The rooftop has an outdoor public observatory 488 m. (1,601 ft.) above the ground, which takes the form of a terraced elliptical space roughly the size of a small city square. Opened in December 2011, it is currently the highest and largest outdoor observation deck in the world. Sixteen transparent "crystal" passenger cars, each with a diameter of 3.2 m. (10 ft.), are able to carry four to six people, traveling on a track around the edge of the tower's roof and taking between 20 to 40 minutes to circumnavigate the rooftop.
ArcelorMittal Orbit Tower (England)
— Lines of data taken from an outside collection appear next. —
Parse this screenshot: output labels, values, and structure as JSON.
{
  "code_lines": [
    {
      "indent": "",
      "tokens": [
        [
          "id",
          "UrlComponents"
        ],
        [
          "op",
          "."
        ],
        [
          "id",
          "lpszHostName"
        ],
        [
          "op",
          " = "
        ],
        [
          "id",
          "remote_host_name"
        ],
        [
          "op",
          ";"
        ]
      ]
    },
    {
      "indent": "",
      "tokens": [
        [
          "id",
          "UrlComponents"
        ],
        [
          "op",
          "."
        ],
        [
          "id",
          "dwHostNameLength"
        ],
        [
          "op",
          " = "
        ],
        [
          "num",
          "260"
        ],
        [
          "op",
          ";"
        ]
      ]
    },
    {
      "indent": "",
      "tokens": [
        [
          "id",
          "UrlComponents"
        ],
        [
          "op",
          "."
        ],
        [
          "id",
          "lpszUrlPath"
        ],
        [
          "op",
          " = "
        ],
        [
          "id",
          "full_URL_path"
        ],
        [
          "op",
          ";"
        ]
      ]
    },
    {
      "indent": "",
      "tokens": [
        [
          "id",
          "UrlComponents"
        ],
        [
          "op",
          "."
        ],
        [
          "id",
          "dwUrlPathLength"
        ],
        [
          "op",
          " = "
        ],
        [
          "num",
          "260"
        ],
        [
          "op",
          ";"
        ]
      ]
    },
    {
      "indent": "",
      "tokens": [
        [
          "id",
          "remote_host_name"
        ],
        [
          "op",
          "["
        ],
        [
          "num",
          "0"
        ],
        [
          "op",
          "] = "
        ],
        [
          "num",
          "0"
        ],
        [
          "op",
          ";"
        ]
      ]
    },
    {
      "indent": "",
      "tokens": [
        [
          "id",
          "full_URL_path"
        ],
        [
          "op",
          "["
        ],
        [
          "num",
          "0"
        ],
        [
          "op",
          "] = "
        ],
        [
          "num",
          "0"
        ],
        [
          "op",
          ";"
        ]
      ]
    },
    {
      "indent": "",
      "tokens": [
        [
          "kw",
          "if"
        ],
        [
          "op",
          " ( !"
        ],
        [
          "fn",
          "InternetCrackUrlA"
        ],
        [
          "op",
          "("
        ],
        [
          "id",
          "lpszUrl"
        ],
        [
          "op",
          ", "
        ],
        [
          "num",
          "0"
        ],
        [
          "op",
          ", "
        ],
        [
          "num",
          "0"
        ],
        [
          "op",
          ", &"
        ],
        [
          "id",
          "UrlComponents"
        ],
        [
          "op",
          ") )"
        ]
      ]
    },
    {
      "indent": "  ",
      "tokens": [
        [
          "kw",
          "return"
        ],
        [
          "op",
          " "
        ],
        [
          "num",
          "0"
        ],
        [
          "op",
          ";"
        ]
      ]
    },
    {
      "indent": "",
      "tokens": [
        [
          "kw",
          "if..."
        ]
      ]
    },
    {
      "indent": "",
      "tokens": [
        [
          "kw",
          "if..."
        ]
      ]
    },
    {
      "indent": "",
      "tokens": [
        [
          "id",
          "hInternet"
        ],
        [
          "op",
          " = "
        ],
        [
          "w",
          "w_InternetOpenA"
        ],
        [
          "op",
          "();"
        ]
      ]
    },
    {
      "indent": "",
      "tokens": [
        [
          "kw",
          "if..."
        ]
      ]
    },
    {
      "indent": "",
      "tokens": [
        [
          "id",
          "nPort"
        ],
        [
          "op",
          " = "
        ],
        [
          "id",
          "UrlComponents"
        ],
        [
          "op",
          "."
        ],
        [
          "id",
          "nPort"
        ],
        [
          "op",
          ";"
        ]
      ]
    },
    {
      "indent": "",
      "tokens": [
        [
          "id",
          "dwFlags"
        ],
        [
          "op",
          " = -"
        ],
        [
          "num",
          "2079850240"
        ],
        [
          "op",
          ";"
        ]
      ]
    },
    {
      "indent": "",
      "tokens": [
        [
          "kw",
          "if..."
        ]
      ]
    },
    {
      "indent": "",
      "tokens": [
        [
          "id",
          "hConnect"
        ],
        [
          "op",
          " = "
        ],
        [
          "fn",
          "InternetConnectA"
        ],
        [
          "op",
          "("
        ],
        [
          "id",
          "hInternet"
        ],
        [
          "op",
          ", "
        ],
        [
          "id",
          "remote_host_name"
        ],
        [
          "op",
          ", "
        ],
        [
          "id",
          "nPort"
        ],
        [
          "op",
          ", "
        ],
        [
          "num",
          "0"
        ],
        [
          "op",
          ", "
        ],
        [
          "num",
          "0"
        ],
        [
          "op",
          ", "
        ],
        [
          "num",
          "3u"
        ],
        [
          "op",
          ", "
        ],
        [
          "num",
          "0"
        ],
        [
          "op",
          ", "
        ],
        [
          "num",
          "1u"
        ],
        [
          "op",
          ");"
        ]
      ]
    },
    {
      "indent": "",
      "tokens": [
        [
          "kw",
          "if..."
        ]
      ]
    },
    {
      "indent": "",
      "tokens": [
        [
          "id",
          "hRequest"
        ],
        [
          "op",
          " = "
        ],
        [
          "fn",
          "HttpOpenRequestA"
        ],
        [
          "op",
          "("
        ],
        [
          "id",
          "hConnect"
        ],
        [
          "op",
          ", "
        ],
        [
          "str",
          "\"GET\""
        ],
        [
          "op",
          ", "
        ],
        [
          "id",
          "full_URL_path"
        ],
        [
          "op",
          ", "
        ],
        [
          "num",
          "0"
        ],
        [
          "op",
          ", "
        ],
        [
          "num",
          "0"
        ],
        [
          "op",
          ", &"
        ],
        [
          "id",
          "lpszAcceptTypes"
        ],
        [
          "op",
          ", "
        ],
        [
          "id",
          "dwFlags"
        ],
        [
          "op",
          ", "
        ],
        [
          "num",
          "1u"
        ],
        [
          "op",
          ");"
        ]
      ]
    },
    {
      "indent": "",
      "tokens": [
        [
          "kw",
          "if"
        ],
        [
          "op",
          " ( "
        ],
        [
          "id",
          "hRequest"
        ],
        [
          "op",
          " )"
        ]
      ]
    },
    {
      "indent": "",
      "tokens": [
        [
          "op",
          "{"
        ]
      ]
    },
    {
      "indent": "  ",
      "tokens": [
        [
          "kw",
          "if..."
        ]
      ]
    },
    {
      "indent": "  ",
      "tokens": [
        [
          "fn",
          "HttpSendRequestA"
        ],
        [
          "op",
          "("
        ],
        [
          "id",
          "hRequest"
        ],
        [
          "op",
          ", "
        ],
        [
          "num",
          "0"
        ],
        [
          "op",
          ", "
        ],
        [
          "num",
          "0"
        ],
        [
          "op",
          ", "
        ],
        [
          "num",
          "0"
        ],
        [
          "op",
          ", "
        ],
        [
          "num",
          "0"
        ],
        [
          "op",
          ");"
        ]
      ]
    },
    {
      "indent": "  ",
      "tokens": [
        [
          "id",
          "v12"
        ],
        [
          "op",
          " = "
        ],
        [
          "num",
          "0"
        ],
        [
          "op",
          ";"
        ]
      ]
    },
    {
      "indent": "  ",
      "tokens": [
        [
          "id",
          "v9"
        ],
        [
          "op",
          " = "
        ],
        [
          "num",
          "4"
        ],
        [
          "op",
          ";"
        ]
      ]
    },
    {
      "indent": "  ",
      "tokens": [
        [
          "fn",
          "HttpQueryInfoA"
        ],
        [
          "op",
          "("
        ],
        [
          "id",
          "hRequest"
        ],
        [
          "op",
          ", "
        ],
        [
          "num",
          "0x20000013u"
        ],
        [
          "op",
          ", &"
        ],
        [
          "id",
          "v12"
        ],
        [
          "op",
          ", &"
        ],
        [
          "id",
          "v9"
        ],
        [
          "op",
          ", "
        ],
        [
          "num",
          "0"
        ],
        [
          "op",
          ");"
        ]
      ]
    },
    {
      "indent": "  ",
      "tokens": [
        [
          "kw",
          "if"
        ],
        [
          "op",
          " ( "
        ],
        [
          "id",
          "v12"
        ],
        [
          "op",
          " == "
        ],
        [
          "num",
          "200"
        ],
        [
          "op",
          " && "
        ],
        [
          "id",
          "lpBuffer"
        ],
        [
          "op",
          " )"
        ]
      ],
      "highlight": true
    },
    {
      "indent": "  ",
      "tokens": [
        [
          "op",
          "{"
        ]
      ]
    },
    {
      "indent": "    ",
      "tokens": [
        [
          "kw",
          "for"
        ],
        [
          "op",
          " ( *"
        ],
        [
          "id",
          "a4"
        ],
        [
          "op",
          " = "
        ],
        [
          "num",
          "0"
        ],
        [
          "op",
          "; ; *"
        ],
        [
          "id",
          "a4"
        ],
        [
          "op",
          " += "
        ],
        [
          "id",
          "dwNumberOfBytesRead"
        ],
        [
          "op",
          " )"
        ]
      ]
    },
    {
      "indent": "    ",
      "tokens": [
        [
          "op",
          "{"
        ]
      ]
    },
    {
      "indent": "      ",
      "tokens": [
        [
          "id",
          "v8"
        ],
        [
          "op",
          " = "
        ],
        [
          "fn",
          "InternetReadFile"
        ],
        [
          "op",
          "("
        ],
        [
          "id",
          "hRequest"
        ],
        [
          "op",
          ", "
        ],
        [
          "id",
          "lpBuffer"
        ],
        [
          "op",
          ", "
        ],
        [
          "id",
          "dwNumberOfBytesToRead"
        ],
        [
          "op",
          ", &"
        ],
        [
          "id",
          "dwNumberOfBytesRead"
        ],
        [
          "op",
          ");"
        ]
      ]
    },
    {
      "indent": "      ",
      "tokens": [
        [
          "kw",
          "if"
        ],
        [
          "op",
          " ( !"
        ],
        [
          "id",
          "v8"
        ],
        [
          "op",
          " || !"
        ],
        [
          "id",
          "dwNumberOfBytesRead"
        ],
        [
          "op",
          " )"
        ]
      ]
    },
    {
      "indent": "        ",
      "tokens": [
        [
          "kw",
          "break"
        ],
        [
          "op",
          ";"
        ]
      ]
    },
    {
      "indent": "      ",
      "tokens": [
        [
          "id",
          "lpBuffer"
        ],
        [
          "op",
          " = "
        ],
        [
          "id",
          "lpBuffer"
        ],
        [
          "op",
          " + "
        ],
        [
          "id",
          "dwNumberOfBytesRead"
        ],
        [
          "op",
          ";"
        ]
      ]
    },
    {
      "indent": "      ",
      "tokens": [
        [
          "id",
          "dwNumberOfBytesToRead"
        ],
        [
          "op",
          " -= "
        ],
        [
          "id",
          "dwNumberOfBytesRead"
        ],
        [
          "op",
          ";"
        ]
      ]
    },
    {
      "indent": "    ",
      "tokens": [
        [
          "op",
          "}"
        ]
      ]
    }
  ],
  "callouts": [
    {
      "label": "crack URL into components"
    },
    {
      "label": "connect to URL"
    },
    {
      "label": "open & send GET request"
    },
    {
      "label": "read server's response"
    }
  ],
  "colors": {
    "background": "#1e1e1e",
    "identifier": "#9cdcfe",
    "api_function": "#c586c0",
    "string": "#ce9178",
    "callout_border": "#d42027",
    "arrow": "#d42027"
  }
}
The crazy, twisting ArcelorMittal Orbit observation tower in London is now complete. The spiraling red steel tower provides views of the Olympic Park, and it was designed by Anish Kapoor, engineered by Cecil Balmond, and sponsored by ArcelorMittal, a sponsor of the London 2012 Olympic and Paralympic Games and a leading global steel company. The tower, which is both a structure and a work of art, has been constructed out of 60% recycled steel and reaches a height of 114.5 meters.
Seljord Lookout Point (Norway)
Lake Seljord is inhabited by a giant eel-like sea monster named Selma who overturns boats and dances on the water -- or so say the residents of Seljord, Norway. Like Nessie, Bigfoot, and the Yeti, there are hundreds of witnesses who have seen Selma in the lake, but there is little credible evidence to prove she is a reality. But that doesn't stop the tourists from visiting the famous Lake Seljord and attempting to catch a glimpse of her. In 2008, the town decided to capitalize on the lore by building a lookout tower for visitors to use while seeking out Selma. Designed by Rintala Eggertsson Architects, the Seljord Lookout Point is made completely of wood and provides a new way for visitors to experience nature and, of course, hunt for sea monsters.
Bamboo Observation Tower (Amazon)
British architects Marks Barfield have designed a research centre for the Amazon Jungle with a bulging bamboo observation tower and over six miles of treetop bridges. The centre would allow both researchers and tourists to survey the rainforest canopy from above. Local bamboo would be used to construct the tower, which is designed as a series of off-center circular decks that are linked by a spiralling central staircase.
Näsinneula Observation Tower (Finland)
Built in 1970-1, the Näsinneula observation tower is the tallest free-standing structure in Finland and the tallest observation tower in the Nordic countries, reaching a height of 168 m. Also, flying past in the foreground is the Tornado inverted coaster.